Lemieux, Dr. Raymond U.

1993 Winner: Alberta Pioneer in Science and Technology

Researcher Achieves Unparalleled Recognition For Monumental Work

Raymond Lemieux, a native of Lac la Biche, Alberta has received 14 honorary degrees from Universities in Canada, the United States, France and Sweden, and was the inaugural recipient of the Natural Science and Engineering Research Council’s Gold Medal in Science in 1991. In 1967 he was named a Fellow of the Royal Society (London) and has received many medals and distinctions including the King Faisal International Prize in Science and the Alberta Einstein World Award in Science.

Amazing Discovery

In the late 1940’s he amazed the chemical world by achieving the first rational synthesis of sucrose. He received a Bachelor of Science degree in honours chemistry from the University of Alberta followed by his PhD from McGill University in 1946, after which he did post-doctoral studies at Ohio State University. In 1947 he became an assistant professor at the University of Saskatchewan, and two years later joined the Prairie Regional Laboratory at the National Research Council. In 1954 he became Professor and Chairman of the Department of Chemistry at the University at Ottawa, but his western character loomed large and he was attracted to the University of Alberta by Harry Gunning in 1961.

Plethora of Accomplishments

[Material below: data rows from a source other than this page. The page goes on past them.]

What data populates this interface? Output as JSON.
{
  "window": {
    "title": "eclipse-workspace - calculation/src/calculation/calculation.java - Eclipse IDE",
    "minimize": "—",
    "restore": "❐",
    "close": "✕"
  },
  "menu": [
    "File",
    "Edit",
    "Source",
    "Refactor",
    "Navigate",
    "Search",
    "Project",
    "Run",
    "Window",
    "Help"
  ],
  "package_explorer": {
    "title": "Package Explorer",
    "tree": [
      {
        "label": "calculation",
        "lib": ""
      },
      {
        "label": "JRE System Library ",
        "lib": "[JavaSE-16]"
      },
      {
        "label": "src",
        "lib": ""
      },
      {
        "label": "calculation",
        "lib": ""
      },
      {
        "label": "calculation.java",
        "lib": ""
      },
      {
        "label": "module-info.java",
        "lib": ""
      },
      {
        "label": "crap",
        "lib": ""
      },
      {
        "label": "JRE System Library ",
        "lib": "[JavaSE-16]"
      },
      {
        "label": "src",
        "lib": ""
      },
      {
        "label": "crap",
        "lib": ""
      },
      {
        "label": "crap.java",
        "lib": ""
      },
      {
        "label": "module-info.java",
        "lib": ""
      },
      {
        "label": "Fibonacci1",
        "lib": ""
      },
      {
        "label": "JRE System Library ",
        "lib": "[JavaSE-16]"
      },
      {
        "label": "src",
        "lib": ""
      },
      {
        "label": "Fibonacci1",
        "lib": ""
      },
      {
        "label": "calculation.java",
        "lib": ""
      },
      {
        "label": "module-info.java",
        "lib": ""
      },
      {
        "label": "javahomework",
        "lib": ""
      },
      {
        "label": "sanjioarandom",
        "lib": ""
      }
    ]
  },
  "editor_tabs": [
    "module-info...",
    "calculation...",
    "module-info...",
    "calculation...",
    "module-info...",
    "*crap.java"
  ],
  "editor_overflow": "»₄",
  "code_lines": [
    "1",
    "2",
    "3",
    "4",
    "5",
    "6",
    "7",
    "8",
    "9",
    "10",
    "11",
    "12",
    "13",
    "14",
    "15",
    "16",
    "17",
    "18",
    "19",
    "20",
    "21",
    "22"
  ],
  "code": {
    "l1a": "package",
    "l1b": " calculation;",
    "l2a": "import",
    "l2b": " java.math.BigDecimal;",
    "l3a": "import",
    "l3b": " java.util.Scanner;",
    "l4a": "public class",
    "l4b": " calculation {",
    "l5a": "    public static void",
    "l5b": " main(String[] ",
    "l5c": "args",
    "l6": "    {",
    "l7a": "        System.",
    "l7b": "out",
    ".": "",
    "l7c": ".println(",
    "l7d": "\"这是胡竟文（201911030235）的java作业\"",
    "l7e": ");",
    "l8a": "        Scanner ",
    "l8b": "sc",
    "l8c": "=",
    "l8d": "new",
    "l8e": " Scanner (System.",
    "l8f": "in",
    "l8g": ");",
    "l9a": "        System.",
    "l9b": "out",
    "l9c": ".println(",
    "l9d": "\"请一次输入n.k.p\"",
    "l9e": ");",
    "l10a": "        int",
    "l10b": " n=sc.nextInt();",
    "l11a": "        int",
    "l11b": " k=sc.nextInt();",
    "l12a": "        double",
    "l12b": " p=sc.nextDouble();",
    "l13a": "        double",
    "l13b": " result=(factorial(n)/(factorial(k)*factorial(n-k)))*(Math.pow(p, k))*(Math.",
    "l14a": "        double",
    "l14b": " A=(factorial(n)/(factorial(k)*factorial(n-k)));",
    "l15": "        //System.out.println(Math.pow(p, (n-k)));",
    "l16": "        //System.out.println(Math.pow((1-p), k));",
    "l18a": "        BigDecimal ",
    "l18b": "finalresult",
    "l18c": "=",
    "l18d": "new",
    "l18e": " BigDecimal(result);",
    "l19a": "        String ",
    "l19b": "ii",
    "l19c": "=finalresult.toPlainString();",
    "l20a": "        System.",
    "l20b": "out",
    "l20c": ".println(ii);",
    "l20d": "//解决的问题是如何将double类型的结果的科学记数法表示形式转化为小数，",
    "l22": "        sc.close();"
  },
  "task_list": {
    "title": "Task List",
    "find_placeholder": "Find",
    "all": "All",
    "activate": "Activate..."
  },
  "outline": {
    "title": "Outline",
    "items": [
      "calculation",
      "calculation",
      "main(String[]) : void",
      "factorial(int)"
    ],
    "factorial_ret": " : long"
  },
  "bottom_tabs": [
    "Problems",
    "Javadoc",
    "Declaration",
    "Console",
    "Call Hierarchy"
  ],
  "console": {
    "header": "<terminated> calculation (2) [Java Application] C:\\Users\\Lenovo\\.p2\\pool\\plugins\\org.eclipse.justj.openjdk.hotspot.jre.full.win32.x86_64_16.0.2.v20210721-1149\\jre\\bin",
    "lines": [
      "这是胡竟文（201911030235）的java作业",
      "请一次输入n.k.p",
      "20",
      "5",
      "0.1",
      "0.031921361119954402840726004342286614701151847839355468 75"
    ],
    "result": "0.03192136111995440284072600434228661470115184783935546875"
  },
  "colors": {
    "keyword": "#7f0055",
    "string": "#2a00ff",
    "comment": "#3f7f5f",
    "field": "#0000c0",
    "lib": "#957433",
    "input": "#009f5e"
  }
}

Raymond Lemieux’s scientific achievements have been matched by his leadership and commitment to the development in Alberta of a viable research-intensive industry, one which would fulfill national goals and provide much needed employment for Canadians. He has founded three companies, R&L Molecular Research in 1963, Raylo Chemical in 1966 and Chembiomed Ltd. in 1977. In addition to over 200 scientific publications in carbohydrate chemistry he holds 28 patents and has had lectureships, awards and prizes named after him. The American Chemical Society published his biography “How Sweet it Is”. Since his retirement in 1985 he has maintained an active participation in both his academic and industrial interests.